Finally, cults are focused on control. At Renew we have a very open decision-making process that allows everyone to have genuine input.

Apart from our meeting location, Renew is a Christian church very much in the mold of traditional, protestant churches.

How do you worship?

We have a worship team who play keyboard, guitar, and djembe. They all have mics so that Zoom participants can join in worship. However, we don't need to provide any amplification in the room, so live attendees get the beauty of acoustic worship.

(Oh, and the worship team are at the back, so we can focus on the worship instead of the team. Radical, eh?)

How does preaching work?

We have multiple preachers, and we all try to mix up our styles, although we do try to lean towards an interactive approach. Preachers also have a microphone so Zoom participants can hear them clearly.

How does Zoom fit in?

We show our Zoom participants on a big TV at the front of the room, and their voices come from there, so that they are like a part of the congregation. From their perspective, we provide two cameras, one showing the congregation (so they can join in) and one showing the preacher (during the sermon), so they can focus on the message. We use a waiting room to make sure we don't get Zoom bombed, so please contact us if you're planning on joining in on Zoom.

What about parking?

Good question! Our Zoom hubs all have plenty of street parking, so we don't annoy the neighbours or each other.

How do I know which door to go in?

Well, so long as you get the house right, it doesn't really matter. One of our three values is "gracious community," and we mean it.

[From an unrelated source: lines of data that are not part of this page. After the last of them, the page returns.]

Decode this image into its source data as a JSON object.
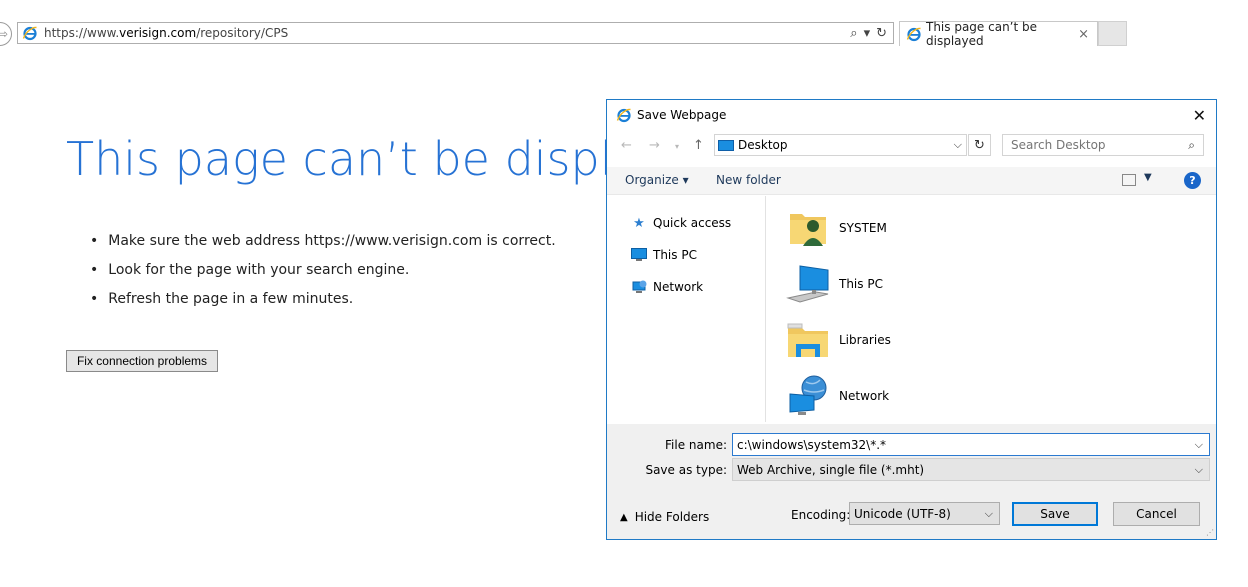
{
  "browser": {
    "address_prefix": "https://www.",
    "address_domain": "verisign.com",
    "address_suffix": "/repository/CPS",
    "search_icon": "⌕",
    "dropdown_icon": "▾",
    "refresh_icon": "↻",
    "tab_title": "This page can’t be displayed",
    "tab_close": "×"
  },
  "error_page": {
    "title": "This page can’t be displayed",
    "bullets": [
      "Make sure the web address https://www.verisign.com is correct.",
      "Look for the page with your search engine.",
      "Refresh the page in a few minutes."
    ],
    "fix_button": "Fix connection problems"
  },
  "dialog": {
    "title": "Save Webpage",
    "close": "✕",
    "location": "Desktop",
    "search_placeholder": "Search Desktop",
    "organize": "Organize ▾",
    "new_folder": "New folder",
    "help": "?",
    "nav_items": [
      {
        "label": "Quick access",
        "icon": "star-icon"
      },
      {
        "label": "This PC",
        "icon": "computer-icon"
      },
      {
        "label": "Network",
        "icon": "network-icon"
      }
    ],
    "items": [
      {
        "label": "SYSTEM",
        "icon": "user-folder-icon"
      },
      {
        "label": "This PC",
        "icon": "computer-icon"
      },
      {
        "label": "Libraries",
        "icon": "libraries-icon"
      },
      {
        "label": "Network",
        "icon": "network-globe-icon"
      }
    ],
    "file_name_label": "File name:",
    "file_name_value": "c:\\windows\\system32\\*.*",
    "save_as_type_label": "Save as type:",
    "save_as_type_value": "Web Archive, single file (*.mht)",
    "hide_folders": "Hide Folders",
    "encoding_label": "Encoding:",
    "encoding_value": "Unicode (UTF-8)",
    "save_button": "Save",
    "cancel_button": "Cancel"
  },
  "colors": {
    "accent": "#2672d4",
    "dialog_border": "#1f7ac6"
  }
}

(When we're at 17 Thomas Duncan Court, church is downstairs, though, just in case you're wondering.)